Task prompt =
Look at each line of the records and count those with "JSON" in them. Please answer with the count alone.

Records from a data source
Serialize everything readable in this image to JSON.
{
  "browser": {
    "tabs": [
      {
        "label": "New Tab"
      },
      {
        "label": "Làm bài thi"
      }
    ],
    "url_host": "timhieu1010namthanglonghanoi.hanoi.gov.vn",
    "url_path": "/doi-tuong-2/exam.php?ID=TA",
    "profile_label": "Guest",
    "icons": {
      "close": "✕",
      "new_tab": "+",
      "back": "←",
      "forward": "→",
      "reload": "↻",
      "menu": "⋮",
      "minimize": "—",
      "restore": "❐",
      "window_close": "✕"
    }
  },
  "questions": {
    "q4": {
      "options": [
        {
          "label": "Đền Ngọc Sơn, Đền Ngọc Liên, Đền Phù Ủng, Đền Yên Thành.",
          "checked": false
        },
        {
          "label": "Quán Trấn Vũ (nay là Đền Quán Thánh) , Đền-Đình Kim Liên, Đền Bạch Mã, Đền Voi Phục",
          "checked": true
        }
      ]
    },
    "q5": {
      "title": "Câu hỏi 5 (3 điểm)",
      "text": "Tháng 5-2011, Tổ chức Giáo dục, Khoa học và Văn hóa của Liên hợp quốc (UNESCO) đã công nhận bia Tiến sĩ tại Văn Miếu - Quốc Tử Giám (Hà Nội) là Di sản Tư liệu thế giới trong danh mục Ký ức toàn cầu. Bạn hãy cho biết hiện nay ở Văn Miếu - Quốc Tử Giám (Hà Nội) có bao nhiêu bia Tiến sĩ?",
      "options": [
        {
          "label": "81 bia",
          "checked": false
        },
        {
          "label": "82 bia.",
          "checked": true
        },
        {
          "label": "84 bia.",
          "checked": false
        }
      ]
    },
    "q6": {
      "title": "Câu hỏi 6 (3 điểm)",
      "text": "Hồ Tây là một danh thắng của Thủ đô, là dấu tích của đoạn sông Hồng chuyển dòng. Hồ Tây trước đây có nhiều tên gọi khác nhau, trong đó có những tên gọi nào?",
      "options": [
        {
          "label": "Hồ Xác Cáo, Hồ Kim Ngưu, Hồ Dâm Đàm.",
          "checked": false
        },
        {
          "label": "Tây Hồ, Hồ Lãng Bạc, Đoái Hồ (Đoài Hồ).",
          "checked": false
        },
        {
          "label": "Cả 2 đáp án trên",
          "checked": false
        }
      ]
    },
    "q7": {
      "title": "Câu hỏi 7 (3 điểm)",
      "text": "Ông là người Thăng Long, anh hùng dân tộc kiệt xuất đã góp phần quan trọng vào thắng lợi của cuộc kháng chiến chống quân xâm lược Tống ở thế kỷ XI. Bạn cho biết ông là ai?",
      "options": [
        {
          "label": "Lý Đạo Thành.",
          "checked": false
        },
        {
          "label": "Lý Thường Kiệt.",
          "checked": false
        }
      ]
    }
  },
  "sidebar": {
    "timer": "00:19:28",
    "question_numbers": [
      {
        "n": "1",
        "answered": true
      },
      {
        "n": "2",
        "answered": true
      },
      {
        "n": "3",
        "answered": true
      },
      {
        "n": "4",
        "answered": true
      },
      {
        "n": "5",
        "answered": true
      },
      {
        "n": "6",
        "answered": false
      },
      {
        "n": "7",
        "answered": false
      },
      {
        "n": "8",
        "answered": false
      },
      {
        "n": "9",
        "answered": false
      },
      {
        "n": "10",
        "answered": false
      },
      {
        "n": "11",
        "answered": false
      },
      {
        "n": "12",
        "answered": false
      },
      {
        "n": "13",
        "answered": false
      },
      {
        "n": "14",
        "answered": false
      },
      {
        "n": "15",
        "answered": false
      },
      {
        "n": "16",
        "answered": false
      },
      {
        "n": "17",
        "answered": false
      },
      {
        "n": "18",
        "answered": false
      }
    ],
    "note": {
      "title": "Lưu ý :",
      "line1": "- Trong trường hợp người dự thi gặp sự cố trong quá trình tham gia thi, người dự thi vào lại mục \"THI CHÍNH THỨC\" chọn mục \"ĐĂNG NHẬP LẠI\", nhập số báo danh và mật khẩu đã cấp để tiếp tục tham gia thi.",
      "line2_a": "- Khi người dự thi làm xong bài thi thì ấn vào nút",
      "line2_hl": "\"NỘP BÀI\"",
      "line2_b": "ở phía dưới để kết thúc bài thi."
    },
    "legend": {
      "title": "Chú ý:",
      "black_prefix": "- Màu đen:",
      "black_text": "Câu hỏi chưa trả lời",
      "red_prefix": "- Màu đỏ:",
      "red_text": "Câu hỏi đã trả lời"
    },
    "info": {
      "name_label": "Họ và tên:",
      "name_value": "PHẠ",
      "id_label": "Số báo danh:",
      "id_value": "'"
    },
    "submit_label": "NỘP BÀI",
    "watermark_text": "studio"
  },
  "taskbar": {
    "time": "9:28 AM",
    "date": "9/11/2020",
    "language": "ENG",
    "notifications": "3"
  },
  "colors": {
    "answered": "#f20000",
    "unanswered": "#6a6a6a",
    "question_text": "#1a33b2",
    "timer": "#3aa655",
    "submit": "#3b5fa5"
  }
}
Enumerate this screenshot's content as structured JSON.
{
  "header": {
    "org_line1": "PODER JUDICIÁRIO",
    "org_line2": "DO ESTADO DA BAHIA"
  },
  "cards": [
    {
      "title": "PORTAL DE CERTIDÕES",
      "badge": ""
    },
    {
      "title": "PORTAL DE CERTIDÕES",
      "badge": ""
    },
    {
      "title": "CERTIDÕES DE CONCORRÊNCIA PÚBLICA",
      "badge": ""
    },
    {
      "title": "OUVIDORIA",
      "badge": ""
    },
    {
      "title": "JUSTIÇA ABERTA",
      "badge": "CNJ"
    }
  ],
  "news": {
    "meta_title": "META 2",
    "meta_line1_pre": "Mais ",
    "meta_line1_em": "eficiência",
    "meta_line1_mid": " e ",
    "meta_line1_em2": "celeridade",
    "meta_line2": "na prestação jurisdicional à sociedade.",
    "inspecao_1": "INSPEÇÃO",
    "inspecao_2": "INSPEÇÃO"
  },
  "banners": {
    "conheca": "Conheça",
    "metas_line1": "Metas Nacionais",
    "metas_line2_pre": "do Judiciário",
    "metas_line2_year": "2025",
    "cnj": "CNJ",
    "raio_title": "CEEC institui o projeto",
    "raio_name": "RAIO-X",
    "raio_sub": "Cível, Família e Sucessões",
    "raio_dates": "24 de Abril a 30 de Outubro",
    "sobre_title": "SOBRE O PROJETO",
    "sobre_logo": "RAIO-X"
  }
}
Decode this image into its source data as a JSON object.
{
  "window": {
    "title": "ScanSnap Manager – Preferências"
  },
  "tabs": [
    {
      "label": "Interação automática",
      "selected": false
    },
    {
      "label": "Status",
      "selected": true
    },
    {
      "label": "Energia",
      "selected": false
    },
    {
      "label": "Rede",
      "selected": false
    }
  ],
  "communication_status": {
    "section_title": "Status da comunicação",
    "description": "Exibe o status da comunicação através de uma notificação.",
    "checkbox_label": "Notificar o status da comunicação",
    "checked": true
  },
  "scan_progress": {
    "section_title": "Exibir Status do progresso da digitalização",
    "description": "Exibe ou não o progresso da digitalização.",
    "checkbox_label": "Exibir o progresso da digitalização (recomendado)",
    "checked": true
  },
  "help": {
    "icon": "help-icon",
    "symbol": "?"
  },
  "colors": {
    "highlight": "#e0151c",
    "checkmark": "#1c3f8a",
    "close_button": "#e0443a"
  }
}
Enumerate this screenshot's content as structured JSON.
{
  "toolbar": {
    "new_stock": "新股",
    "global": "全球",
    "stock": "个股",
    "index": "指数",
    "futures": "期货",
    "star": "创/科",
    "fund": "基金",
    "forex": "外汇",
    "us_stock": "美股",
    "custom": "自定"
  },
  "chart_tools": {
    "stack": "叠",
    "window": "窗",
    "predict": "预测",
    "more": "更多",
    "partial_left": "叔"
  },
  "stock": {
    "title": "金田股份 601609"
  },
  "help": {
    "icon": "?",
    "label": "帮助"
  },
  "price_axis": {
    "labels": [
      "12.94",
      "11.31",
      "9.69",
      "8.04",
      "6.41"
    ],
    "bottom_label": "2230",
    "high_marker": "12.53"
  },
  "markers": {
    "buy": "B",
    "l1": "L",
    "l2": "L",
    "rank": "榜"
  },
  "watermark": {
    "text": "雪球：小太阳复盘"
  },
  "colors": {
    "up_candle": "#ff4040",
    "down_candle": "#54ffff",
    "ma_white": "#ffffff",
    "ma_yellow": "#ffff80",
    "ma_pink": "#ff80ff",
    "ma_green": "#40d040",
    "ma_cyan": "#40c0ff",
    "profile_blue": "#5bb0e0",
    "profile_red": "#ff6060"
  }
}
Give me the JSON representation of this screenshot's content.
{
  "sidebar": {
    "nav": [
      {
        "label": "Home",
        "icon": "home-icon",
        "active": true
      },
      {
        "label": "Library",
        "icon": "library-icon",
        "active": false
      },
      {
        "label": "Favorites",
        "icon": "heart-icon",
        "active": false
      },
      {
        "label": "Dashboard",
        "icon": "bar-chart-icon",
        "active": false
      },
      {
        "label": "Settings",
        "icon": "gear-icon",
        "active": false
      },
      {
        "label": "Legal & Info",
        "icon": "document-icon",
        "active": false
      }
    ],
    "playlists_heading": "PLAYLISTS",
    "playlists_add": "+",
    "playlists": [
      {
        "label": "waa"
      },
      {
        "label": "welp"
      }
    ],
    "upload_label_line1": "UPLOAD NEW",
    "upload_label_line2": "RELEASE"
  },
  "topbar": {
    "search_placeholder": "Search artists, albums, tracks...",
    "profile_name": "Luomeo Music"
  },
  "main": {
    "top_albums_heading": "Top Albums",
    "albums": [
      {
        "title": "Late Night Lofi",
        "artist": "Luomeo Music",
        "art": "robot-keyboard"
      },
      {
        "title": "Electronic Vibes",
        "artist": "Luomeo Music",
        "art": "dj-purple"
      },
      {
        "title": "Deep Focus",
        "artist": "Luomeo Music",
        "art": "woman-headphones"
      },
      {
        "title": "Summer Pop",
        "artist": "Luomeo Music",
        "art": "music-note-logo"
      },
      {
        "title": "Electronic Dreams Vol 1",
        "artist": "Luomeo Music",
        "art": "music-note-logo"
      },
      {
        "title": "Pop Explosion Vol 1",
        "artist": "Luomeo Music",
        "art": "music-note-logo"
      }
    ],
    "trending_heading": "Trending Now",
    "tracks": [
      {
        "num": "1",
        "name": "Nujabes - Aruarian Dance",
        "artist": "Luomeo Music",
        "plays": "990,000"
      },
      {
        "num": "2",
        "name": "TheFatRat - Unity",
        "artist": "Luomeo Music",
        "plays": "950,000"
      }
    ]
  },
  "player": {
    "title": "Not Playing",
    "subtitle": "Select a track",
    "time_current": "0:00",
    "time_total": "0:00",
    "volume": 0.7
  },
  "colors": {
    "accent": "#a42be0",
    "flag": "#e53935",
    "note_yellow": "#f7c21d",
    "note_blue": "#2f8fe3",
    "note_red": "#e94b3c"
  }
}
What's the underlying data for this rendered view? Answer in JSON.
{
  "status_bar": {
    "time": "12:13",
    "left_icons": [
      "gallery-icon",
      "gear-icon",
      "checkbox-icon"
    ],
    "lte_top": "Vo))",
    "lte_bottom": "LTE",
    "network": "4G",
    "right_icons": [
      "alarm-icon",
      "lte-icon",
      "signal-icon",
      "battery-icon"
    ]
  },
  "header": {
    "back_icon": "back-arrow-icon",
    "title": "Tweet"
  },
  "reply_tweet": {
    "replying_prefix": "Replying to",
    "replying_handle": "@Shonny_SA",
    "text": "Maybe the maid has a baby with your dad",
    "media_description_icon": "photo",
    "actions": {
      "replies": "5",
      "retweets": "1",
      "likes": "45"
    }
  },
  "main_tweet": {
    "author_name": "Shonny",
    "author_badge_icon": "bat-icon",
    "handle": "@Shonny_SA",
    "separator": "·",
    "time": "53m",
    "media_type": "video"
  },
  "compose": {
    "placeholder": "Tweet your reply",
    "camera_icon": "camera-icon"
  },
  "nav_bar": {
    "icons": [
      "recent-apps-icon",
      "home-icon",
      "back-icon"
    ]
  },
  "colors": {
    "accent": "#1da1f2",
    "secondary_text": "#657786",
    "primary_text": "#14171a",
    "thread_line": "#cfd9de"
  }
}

Response area =
6